Robert Picardo didn’t think his holographic character would be interesting, much less one of the most popular on the show.
It’s a well-known part of Trekkie lore, for those who follow such currents, that Robert Picardo, the actor who played the Doctor – a holographic projection who is the ship’s only medical officer – on Star Trek: Voyager, originally read for the part of Neelix, the ship’s cook and morale officer, a part that ultimately went to Ethan Philips. The actor was initially unhappy with the role, but grew into it over the course of the first few seasons.
Personally, I always really liked the way the other characters reacted to the Doctor and his developing personality. Each crew member had their own interpretation of how to treat a hologram with a personality, somewhat reminiscent of the use of Data on Star Trek: TNG, but even further removed, since the character was not even physically present. Kes, managed to develop a real friendship with the Doctor, while Torres was never able to see him as anything more than a program. Janeway took a middle road, knowing that he was not a real person, but always begrudging to treat him like one, though with a sly smile, as if at some personal joke. After the first season, the Doctor was the most dynamic character on the show and thus, to me, the most interesting.
For the odd milestone of the 18th anniversary of the first showing of the Voyager pilot, the official Star Trek news site ran an inrterview with Picardo regarding his role, and specifically how he felt about the pilot.
When asked about how much Star Trek remains in his thoughts, he said, “It gets to be a blur, and here’s why: your memory gets distorted because, with Star Trek, we’re still constantly in the world. We’re not making Voyager anymore, but we’re still making personal appearances. People are still watching it. The fans still even review the work. It seems a little bit more present in my memory than, say, China Beach, which was a show I did until just a couple of years before Voyager started. China Beach, though, seems like something I haven’t been a part of for a very long time, because we don’t have conventions for it, I haven’t really seen or talked about it in a long time. So that feels like more of a distant memory to me than Voyager.”
Regarding his audition for Neelix, he said that his “life would be less happy and I’d have spent 4,000 hours in a makeup chair.”

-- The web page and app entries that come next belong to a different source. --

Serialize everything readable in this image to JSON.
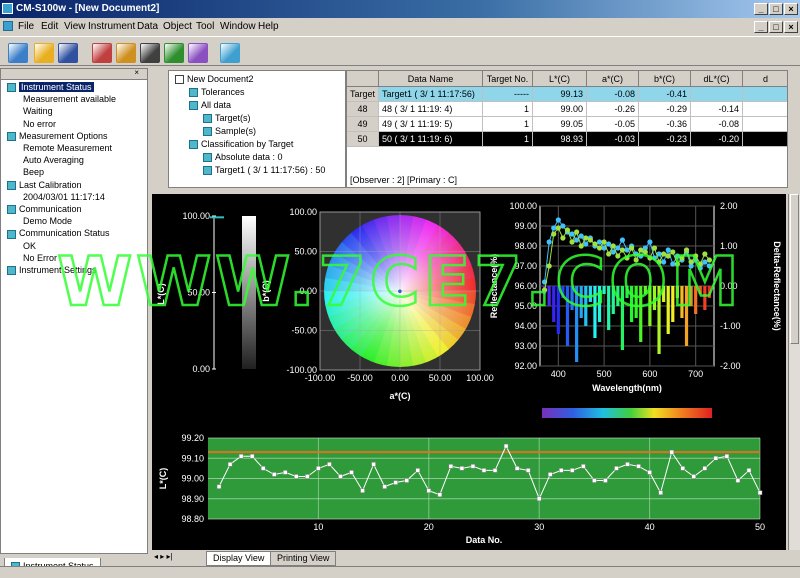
{
  "window": {
    "title": "CM-S100w - [New Document2]",
    "controls": {
      "minimize": "_",
      "maximize": "□",
      "close": "×"
    }
  },
  "menu": [
    "File",
    "Edit",
    "View",
    "Instrument",
    "Data",
    "Object",
    "Tool",
    "Window",
    "Help"
  ],
  "toolbar": {
    "icons": [
      "new-document-icon",
      "open-folder-icon",
      "save-icon",
      "instrument-icon",
      "calibrate-icon",
      "measure-icon",
      "target-icon",
      "sample-icon",
      "display-icon"
    ],
    "colors": [
      "#3b7fc8",
      "#e8b020",
      "#3050a0",
      "#c04040",
      "#d09020",
      "#404040",
      "#2f8f2f",
      "#8a4fc0",
      "#3fa0d0"
    ]
  },
  "left_panel": {
    "items": [
      {
        "label": "Instrument Status",
        "level": 0,
        "selected": true
      },
      {
        "label": "Measurement available",
        "level": 1
      },
      {
        "label": "Waiting",
        "level": 1
      },
      {
        "label": "No error",
        "level": 1
      },
      {
        "label": "Measurement Options",
        "level": 0
      },
      {
        "label": "Remote Measurement",
        "level": 1
      },
      {
        "label": "Auto Averaging",
        "level": 1
      },
      {
        "label": "Beep",
        "level": 1
      },
      {
        "label": "Last Calibration",
        "level": 0
      },
      {
        "label": "2004/03/01 11:17:14",
        "level": 1
      },
      {
        "label": "Communication",
        "level": 0
      },
      {
        "label": "Demo Mode",
        "level": 1
      },
      {
        "label": "Communication Status",
        "level": 0
      },
      {
        "label": "OK",
        "level": 1
      },
      {
        "label": "No Error",
        "level": 1
      },
      {
        "label": "Instrument Settings",
        "level": 0
      }
    ],
    "footer_tab": "Instrument Status"
  },
  "doc_tree": {
    "items": [
      {
        "label": "New Document2",
        "level": 0
      },
      {
        "label": "Tolerances",
        "level": 1
      },
      {
        "label": "All data",
        "level": 1
      },
      {
        "label": "Target(s)",
        "level": 2
      },
      {
        "label": "Sample(s)",
        "level": 2
      },
      {
        "label": "Classification by Target",
        "level": 1
      },
      {
        "label": "Absolute data : 0",
        "level": 2
      },
      {
        "label": "Target1 ( 3/ 1 11:17:56) : 50",
        "level": 2
      }
    ]
  },
  "table": {
    "columns": [
      "",
      "Data Name",
      "Target No.",
      "L*(C)",
      "a*(C)",
      "b*(C)",
      "dL*(C)",
      "d"
    ],
    "rows": [
      {
        "id": "Target",
        "name": "Target1 ( 3/ 1 11:17:56)",
        "target": "-----",
        "L": "99.13",
        "a": "-0.08",
        "b": "-0.41",
        "dL": "",
        "highlight": "target"
      },
      {
        "id": "48",
        "name": "48 ( 3/ 1 11:19: 4)",
        "target": "1",
        "L": "99.00",
        "a": "-0.26",
        "b": "-0.29",
        "dL": "-0.14"
      },
      {
        "id": "49",
        "name": "49 ( 3/ 1 11:19: 5)",
        "target": "1",
        "L": "99.05",
        "a": "-0.05",
        "b": "-0.36",
        "dL": "-0.08"
      },
      {
        "id": "50",
        "name": "50 ( 3/ 1 11:19: 6)",
        "target": "1",
        "L": "98.93",
        "a": "-0.03",
        "b": "-0.23",
        "dL": "-0.20",
        "highlight": "selected"
      }
    ],
    "observer_line": "[Observer : 2]  [Primary : C]"
  },
  "view_tabs": [
    "Display View",
    "Printing View"
  ],
  "watermark": "WWW.7CE7.COM",
  "chart_data": [
    {
      "type": "bar",
      "name": "lightness-scale",
      "ylabel": "L*(C)",
      "ylim": [
        0,
        100
      ],
      "yticks": [
        "100.00",
        "50.00",
        "0.00"
      ],
      "values": [
        99.13
      ]
    },
    {
      "type": "scatter",
      "name": "ab-color-plane",
      "xlabel": "a*(C)",
      "ylabel": "b*(C)",
      "xlim": [
        -100,
        100
      ],
      "ylim": [
        -100,
        100
      ],
      "xticks": [
        "-100.00",
        "-50.00",
        "0.00",
        "50.00",
        "100.00"
      ],
      "yticks": [
        "100.00",
        "50.00",
        "0.00",
        "-50.00",
        "-100.00"
      ],
      "points": [
        [
          -0.08,
          -0.41
        ],
        [
          -0.26,
          -0.29
        ],
        [
          -0.05,
          -0.36
        ],
        [
          -0.03,
          -0.23
        ]
      ]
    },
    {
      "type": "line",
      "name": "spectral-reflectance",
      "xlabel": "Wavelength(nm)",
      "ylabel": "Reflectance(%)",
      "y2label": "Delta-Reflectance(%)",
      "xlim": [
        360,
        740
      ],
      "ylim": [
        92,
        100
      ],
      "y2lim": [
        -2,
        2
      ],
      "xticks": [
        "400",
        "500",
        "600",
        "700"
      ],
      "yticks": [
        "100.00",
        "99.00",
        "98.00",
        "97.00",
        "96.00",
        "95.00",
        "94.00",
        "93.00",
        "92.00"
      ],
      "y2ticks": [
        "2.00",
        "1.00",
        "0.00",
        "-1.00",
        "-2.00"
      ],
      "x": [
        370,
        380,
        390,
        400,
        410,
        420,
        430,
        440,
        450,
        460,
        470,
        480,
        490,
        500,
        510,
        520,
        530,
        540,
        550,
        560,
        570,
        580,
        590,
        600,
        610,
        620,
        630,
        640,
        650,
        660,
        670,
        680,
        690,
        700,
        710,
        720,
        730
      ],
      "series": [
        {
          "values": [
            96.2,
            98.2,
            98.9,
            99.3,
            99.0,
            98.7,
            98.6,
            98.3,
            98.5,
            98.1,
            98.4,
            98.0,
            98.2,
            97.9,
            98.1,
            97.7,
            97.9,
            98.3,
            97.8,
            98.0,
            97.6,
            97.5,
            97.9,
            98.2,
            97.4,
            97.6,
            97.2,
            97.8,
            97.1,
            97.5,
            97.3,
            97.7,
            97.0,
            97.3,
            96.9,
            97.2,
            97.0
          ]
        },
        {
          "values": [
            95.8,
            97.0,
            98.6,
            98.9,
            98.4,
            98.8,
            98.2,
            98.7,
            98.0,
            98.4,
            98.3,
            98.1,
            97.9,
            98.2,
            97.6,
            98.0,
            97.5,
            97.8,
            97.4,
            97.9,
            97.3,
            97.8,
            97.7,
            97.4,
            97.9,
            97.2,
            97.6,
            97.5,
            97.7,
            97.1,
            97.4,
            97.8,
            97.2,
            97.5,
            97.1,
            97.6,
            97.3
          ]
        }
      ],
      "delta_bars": [
        -0.2,
        -0.5,
        -0.9,
        -1.2,
        -0.3,
        -1.5,
        -0.6,
        -1.9,
        -0.8,
        -1.0,
        -0.4,
        -1.3,
        -0.9,
        -0.2,
        -1.1,
        -0.7,
        -0.5,
        -1.6,
        -0.3,
        -0.9,
        -0.8,
        -1.4,
        -0.2,
        -1.0,
        -0.6,
        -1.7,
        -0.4,
        -1.2,
        -0.9,
        -0.3,
        -0.8,
        -1.5,
        -0.5,
        -0.7,
        -0.2,
        -0.6,
        -0.3
      ]
    },
    {
      "type": "line",
      "name": "L-trend",
      "xlabel": "Data No.",
      "ylabel": "L*(C)",
      "xlim": [
        0,
        50
      ],
      "ylim": [
        98.8,
        99.2
      ],
      "xticks": [
        "10",
        "20",
        "30",
        "40",
        "50"
      ],
      "yticks": [
        "99.20",
        "99.10",
        "99.00",
        "98.90",
        "98.80"
      ],
      "target": 99.13,
      "x": [
        1,
        2,
        3,
        4,
        5,
        6,
        7,
        8,
        9,
        10,
        11,
        12,
        13,
        14,
        15,
        16,
        17,
        18,
        19,
        20,
        21,
        22,
        23,
        24,
        25,
        26,
        27,
        28,
        29,
        30,
        31,
        32,
        33,
        34,
        35,
        36,
        37,
        38,
        39,
        40,
        41,
        42,
        43,
        44,
        45,
        46,
        47,
        48,
        49,
        50
      ],
      "values": [
        98.96,
        99.07,
        99.11,
        99.11,
        99.05,
        99.02,
        99.03,
        99.01,
        99.01,
        99.05,
        99.07,
        99.01,
        99.03,
        98.94,
        99.07,
        98.96,
        98.98,
        98.99,
        99.04,
        98.94,
        98.92,
        99.06,
        99.05,
        99.06,
        99.04,
        99.04,
        99.16,
        99.05,
        99.04,
        98.9,
        99.02,
        99.04,
        99.04,
        99.06,
        98.99,
        98.99,
        99.05,
        99.07,
        99.06,
        99.03,
        98.93,
        99.13,
        99.05,
        99.01,
        99.05,
        99.1,
        99.11,
        98.99,
        99.04,
        98.93
      ]
    }
  ]
}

A reference to the relative lack of masking and make-up that the Doctor character needed compared to the Neelix character.
“I remember, when I first got the role, I was telling everybody, ‘I got the new Star Trek pilot. I’m sure it’ll run. I’m sure it’ll put my kids through college. But I’ve got to tell you, I’ve got the worst part on the show.’ That was an irony that I’ve lived with ever since.
“I thought I’d gotten the dull role in the show … I’d gotten the outsider character without being smart enough to realize it. I assumed the Spock character on our show would be the Vulcan, would be Tim Russ. I didn’t know enough to realize that the artificial intelligence character, at least on Voyager, was the heir, the successor to that kind of role on our show. And that was very cool.”
Looking back at those episodes, it’s pretty obvious that Picardo was not thrilled with the role, but it actually lends a lot to what made the character interesting. He was supposed to be emotionally distant, and slowly developing, and Picardo’s trouble with getting into the role actually sells the concept better than if it had been held by an actor who was really excited to be there.
You can check out the rest of the interview, including Picardo’s account of how the cast reacted when the actress originally hired to play Captain Janeway, Genevieve Bujold, was let go after only a few days of shooting, over on Startrek.com.
If you want to check out Voyager, the whole thing is available on Netflix or Amazon Instant.